A new tool in the effort to combat the abuse and diversion of prescription drugs and the often-heavy reimbursement costs of fraudulently-obtained prescription medication borne by health insurance companies,-- the New Jersey Prescription Monitoring Program -- was unveiled Wednesday by state Attorney General Jeffrey S. Chiesa.
The NJPMP, maintained by the state Division of Consumer Affairs, has been collecting detailed data from 2,000 pharmacies statewide since Sept. 1. Pharmacies provide data every 15 days on all prescription sales of drugs classified as controlled dangerous substances (CDS) and human growth hormone (HGH).
The result is a searchable database that includes detailed information on the sale of the high-risk drugs when they are dispensed in outpatient settings in New Jersey, or by out-of-state pharmacies dispensing into New Jersey. The information on each transaction includes, among other things: the patient’s name and date of birth; the dates at which the prescription was written and the drug was dispensed; the name, quantity, and strength of the medication; the method of payment for the medication; and the identities of the prescriber and pharmacy. The database now includes information on approximately 4 million prescriptions dispensed in New Jersey in the past four months.
“The New Jersey Prescription Monitoring Program is one of several new tools in our statewide effort to halt the abuse and diversion of prescription drugs and promote fiscal integrity in the healthcare sector,” Chiesa said. “The database will help the Division of Consumer Affairs and other law enforcement agencies identify and investigate individuals and businesses suspected of fraudulently diverting controlled drugs for abuse. By highlighting the location, nature, and extent of abuse throughout the state, the information collected will also better inform our healthcare initiatives and addiction-treatment efforts.”
Patient information in the database is kept confidential in compliance with Health Insurance Portability and Accountability Act of 1996 (HIPAA) and Privacy and Security Rules. Under HIPAA and the state law that establishes the NJPMP, Consumer Affairs on Jan. 4, began allowing state-licensed prescribers and pharmacists to obtain free accounts to access and search the database through a secure website.
Registered practioners must certify they are seeking data only for the purpose of providing healthcare to current patients. Any practitioners who access or share NJPMP data for any other purpose are subject to civil penalties of up to $10,000 for each offense, and disciplinary action by the practitioner’s professional licensing board.
Consumer Affairs does provide case-specific NJPMP information to law enforcement agencies, pursuant to grand jury subpoenas or court orders and certifications that the information is requested for a bona fide investigation of a specific practitioner or patient. In addition, the division is required to notify law enforcement agencies or professional licensing boards if the division determines a prescriber, pharmacist, or patient may have violated the law or committed a breach of prescribers’ or pharmacists’ standards of practice.

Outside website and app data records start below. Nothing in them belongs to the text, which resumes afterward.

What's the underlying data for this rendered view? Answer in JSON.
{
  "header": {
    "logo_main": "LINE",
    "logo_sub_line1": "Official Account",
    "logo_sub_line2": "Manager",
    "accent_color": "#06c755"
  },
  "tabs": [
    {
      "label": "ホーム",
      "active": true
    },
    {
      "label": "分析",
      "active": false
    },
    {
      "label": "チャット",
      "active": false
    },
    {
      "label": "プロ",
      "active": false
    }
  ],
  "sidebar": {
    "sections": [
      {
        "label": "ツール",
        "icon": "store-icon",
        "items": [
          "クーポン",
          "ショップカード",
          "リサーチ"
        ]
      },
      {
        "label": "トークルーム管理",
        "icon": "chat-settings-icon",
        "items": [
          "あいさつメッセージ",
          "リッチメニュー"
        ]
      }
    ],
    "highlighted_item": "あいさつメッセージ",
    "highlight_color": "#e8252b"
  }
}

“We all know that prescription medication, when used properly, can alleviate pain and illness,” Consumer Affairs Director Thomas R. Calcagni said. “The darker, lesser-known side of prescription medication is that, when abused, it can be just as dangerous, addictive, and deadly as heroin. Nationwide surveys show that many still mistakenly believe prescription medication is harmless – and this misperception is fueling a nationwide epidemic that’s sending thousands of New Jerseyans into addiction treatment centers each year, and 40 Americans to the grave each day. The NJPMP is an important tool in our statewide effort to halt the soaring problem of prescription drug abuse and diversion.”
The January 2012 launch is the first phase of a three-phase process during which the NJPMP will be expanded, culminating in approximately May. In addition to its current application for basic searches of patient- or prescriber-specific information, Consumer Affairs is developing procedures designed to enable more complex, statistical analyses. When fully expanded, the NJPMP will generate reports on geographical areas with unusual CDS or HGH prescription activity during a specific time frame; identify physicians in each county who prescribed the largest quantities of a specific drug during a given time period; and provide other information that can help identify and compare troubling patterns of CDS and HGH activity.